__Entries shown__:
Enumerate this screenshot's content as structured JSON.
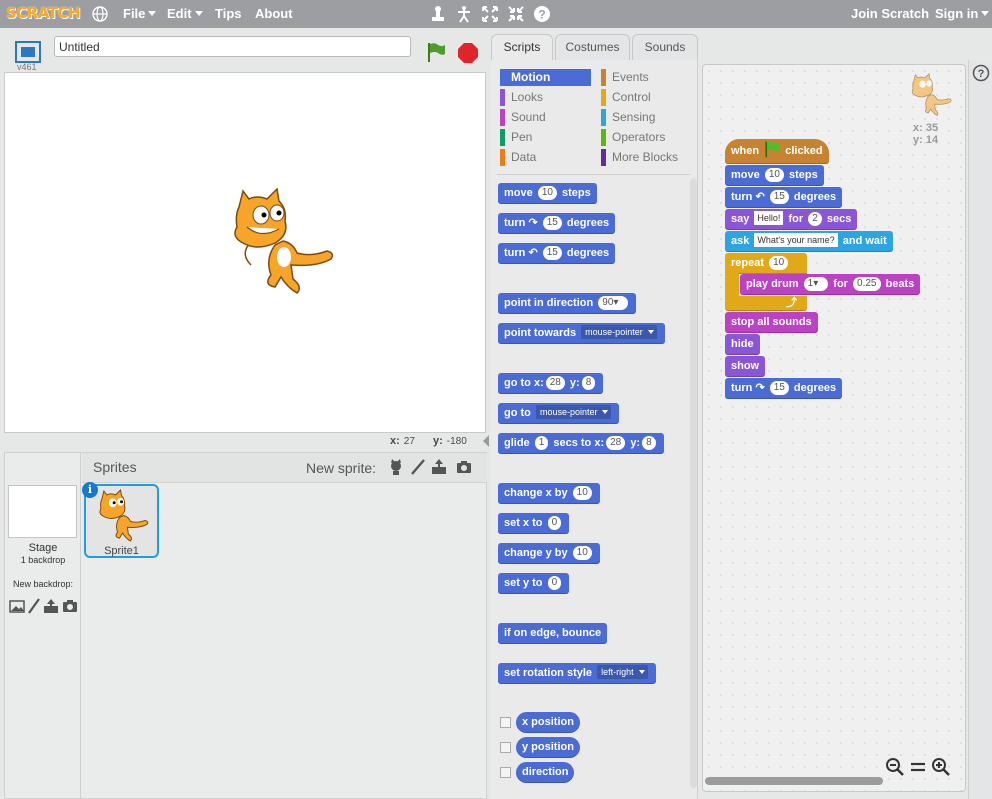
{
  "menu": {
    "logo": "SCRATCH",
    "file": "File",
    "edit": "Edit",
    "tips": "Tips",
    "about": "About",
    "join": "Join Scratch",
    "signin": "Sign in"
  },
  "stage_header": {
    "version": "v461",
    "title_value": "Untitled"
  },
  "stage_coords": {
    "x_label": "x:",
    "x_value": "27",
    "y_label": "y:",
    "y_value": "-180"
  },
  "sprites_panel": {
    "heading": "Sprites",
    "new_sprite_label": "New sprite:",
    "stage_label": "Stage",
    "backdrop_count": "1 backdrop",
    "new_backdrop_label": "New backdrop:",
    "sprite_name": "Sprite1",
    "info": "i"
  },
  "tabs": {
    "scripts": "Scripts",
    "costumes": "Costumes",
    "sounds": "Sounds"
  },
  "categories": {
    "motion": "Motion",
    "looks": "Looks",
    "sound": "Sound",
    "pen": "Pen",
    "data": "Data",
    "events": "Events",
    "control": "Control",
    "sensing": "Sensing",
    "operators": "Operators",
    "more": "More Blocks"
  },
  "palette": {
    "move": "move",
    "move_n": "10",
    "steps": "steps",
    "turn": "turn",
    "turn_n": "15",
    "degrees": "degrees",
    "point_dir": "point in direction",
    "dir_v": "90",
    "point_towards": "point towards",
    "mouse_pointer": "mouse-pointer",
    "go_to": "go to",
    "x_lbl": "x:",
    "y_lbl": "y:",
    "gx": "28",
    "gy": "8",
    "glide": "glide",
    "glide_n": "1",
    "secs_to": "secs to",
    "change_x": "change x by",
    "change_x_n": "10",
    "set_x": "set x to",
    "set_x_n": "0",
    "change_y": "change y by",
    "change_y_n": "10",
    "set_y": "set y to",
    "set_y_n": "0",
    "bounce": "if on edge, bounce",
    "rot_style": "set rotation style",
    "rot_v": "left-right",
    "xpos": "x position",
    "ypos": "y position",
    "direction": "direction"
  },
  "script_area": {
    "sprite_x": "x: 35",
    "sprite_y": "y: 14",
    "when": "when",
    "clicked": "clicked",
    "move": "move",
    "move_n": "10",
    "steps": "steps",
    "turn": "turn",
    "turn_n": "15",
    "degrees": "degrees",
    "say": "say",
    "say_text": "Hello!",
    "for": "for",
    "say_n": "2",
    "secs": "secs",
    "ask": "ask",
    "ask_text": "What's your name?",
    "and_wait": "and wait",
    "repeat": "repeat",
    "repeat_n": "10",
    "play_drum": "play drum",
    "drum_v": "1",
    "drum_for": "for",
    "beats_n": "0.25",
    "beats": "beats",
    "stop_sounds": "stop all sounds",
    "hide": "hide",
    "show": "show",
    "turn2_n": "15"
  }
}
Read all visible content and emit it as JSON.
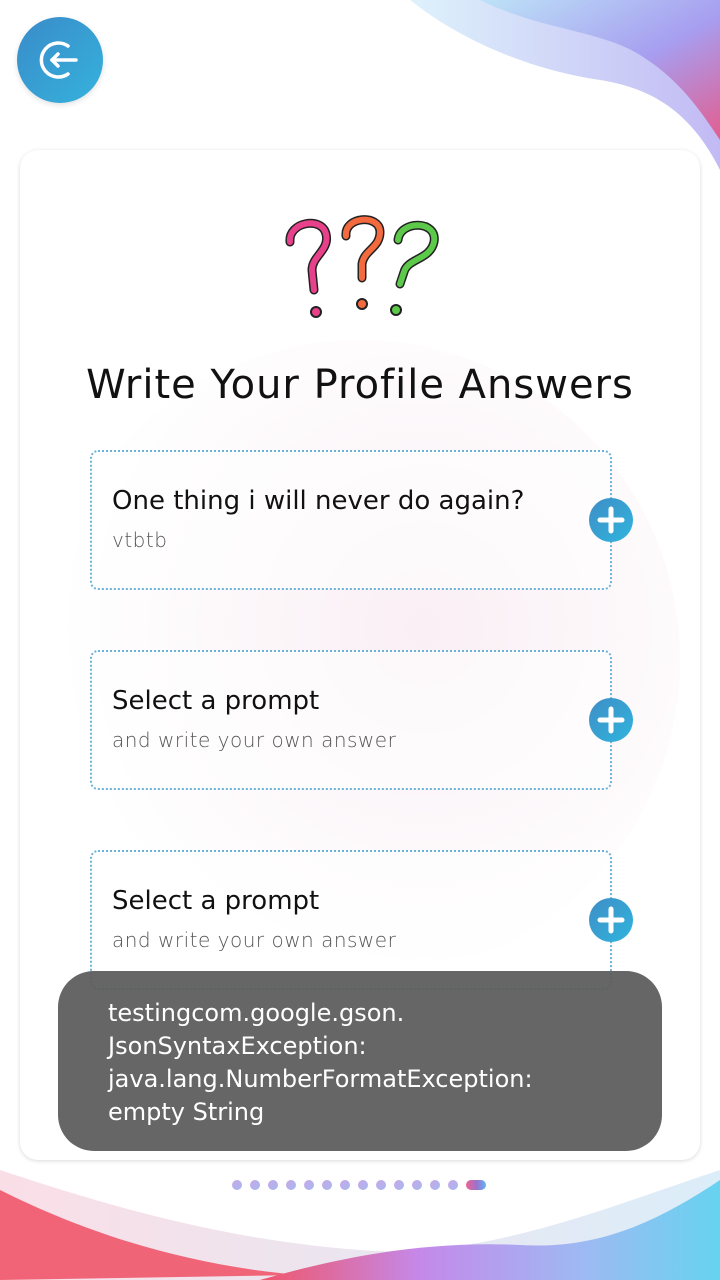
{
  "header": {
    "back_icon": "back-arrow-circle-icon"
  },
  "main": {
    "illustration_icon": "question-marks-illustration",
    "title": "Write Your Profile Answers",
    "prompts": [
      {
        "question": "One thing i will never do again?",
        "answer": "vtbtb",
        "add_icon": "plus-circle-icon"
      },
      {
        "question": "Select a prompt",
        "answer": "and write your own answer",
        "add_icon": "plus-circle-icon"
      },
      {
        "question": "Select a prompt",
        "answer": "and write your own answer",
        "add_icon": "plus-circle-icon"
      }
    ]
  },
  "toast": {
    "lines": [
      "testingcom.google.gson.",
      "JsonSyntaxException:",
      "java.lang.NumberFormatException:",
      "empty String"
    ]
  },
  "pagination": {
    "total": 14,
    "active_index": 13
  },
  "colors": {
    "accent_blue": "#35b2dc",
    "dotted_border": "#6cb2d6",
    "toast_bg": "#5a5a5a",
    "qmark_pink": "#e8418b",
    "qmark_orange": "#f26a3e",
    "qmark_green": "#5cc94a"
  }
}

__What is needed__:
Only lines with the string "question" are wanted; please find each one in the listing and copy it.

__Reply to the task__:
    "illustration_icon": "question-marks-illustration",
        "question": "One thing i will never do again?",
        "question": "Select a prompt",
        "question": "Select a prompt",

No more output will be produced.